■ EXERCISE DESCRIPTION ■
Write out the entries below in full, exactly as given.

(Data about app and page elements)
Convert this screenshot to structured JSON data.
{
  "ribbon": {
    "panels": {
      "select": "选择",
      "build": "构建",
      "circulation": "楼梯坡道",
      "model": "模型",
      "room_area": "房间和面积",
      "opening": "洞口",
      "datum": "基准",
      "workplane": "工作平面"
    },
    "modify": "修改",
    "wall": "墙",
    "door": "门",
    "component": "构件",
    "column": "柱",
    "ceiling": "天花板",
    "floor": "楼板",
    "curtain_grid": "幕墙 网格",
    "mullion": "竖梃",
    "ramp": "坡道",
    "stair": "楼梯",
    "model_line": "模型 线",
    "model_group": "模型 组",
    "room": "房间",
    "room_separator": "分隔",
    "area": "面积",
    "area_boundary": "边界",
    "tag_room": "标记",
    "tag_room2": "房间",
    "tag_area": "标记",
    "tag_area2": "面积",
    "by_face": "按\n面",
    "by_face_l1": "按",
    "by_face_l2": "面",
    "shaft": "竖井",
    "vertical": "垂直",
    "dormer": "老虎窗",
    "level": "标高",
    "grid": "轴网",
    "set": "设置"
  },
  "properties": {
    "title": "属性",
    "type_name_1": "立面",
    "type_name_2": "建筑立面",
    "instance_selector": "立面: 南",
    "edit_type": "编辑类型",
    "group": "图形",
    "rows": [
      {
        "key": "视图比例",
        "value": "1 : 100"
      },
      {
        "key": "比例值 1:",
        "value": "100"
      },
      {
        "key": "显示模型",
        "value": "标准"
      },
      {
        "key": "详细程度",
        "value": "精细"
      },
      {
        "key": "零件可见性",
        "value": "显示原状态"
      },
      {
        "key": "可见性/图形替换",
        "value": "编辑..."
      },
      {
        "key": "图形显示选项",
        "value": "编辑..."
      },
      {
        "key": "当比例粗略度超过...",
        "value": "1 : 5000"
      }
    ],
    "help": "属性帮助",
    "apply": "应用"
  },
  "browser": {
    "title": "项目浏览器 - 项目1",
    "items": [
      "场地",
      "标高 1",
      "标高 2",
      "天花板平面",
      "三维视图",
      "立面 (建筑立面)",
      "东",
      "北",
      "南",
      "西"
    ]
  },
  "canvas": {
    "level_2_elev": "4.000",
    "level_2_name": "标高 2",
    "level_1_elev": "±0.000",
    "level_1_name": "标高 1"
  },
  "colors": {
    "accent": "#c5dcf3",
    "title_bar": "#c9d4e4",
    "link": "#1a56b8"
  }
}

■ THE COMPLETED TASK ■
Convert this screenshot to structured JSON data.
{
  "ribbon": {
    "panels": {
      "select": "选择",
      "build": "构建",
      "circulation": "楼梯坡道",
      "model": "模型",
      "room_area": "房间和面积",
      "opening": "洞口",
      "datum": "基准",
      "workplane": "工作平面"
    },
    "modify": "修改",
    "wall": "墙",
    "door": "门",
    "component": "构件",
    "column": "柱",
    "ceiling": "天花板",
    "floor": "楼板",
    "curtain_grid": "幕墙 网格",
    "mullion": "竖梃",
    "ramp": "坡道",
    "stair": "楼梯",
    "model_line": "模型 线",
    "model_group": "模型 组",
    "room": "房间",
    "room_separator": "分隔",
    "area": "面积",
    "area_boundary": "边界",
    "tag_room": "标记",
    "tag_room2": "房间",
    "tag_area": "标记",
    "tag_area2": "面积",
    "by_face": "按\n面",
    "by_face_l1": "按",
    "by_face_l2": "面",
    "shaft": "竖井",
    "vertical": "垂直",
    "dormer": "老虎窗",
    "level": "标高",
    "grid": "轴网",
    "set": "设置"
  },
  "properties": {
    "title": "属性",
    "type_name_1": "立面",
    "type_name_2": "建筑立面",
    "instance_selector": "立面: 南",
    "edit_type": "编辑类型",
    "group": "图形",
    "rows": [
      {
        "key": "视图比例",
        "value": "1 : 100"
      },
      {
        "key": "比例值 1:",
        "value": "100"
      },
      {
        "key": "显示模型",
        "value": "标准"
      },
      {
        "key": "详细程度",
        "value": "精细"
      },
      {
        "key": "零件可见性",
        "value": "显示原状态"
      },
      {
        "key": "可见性/图形替换",
        "value": "编辑..."
      },
      {
        "key": "图形显示选项",
        "value": "编辑..."
      },
      {
        "key": "当比例粗略度超过...",
        "value": "1 : 5000"
      }
    ],
    "help": "属性帮助",
    "apply": "应用"
  },
  "browser": {
    "title": "项目浏览器 - 项目1",
    "items": [
      "场地",
      "标高 1",
      "标高 2",
      "天花板平面",
      "三维视图",
      "立面 (建筑立面)",
      "东",
      "北",
      "南",
      "西"
    ]
  },
  "canvas": {
    "level_2_elev": "4.000",
    "level_2_name": "标高 2",
    "level_1_elev": "±0.000",
    "level_1_name": "标高 1"
  },
  "colors": {
    "accent": "#c5dcf3",
    "title_bar": "#c9d4e4",
    "link": "#1a56b8"
  }
}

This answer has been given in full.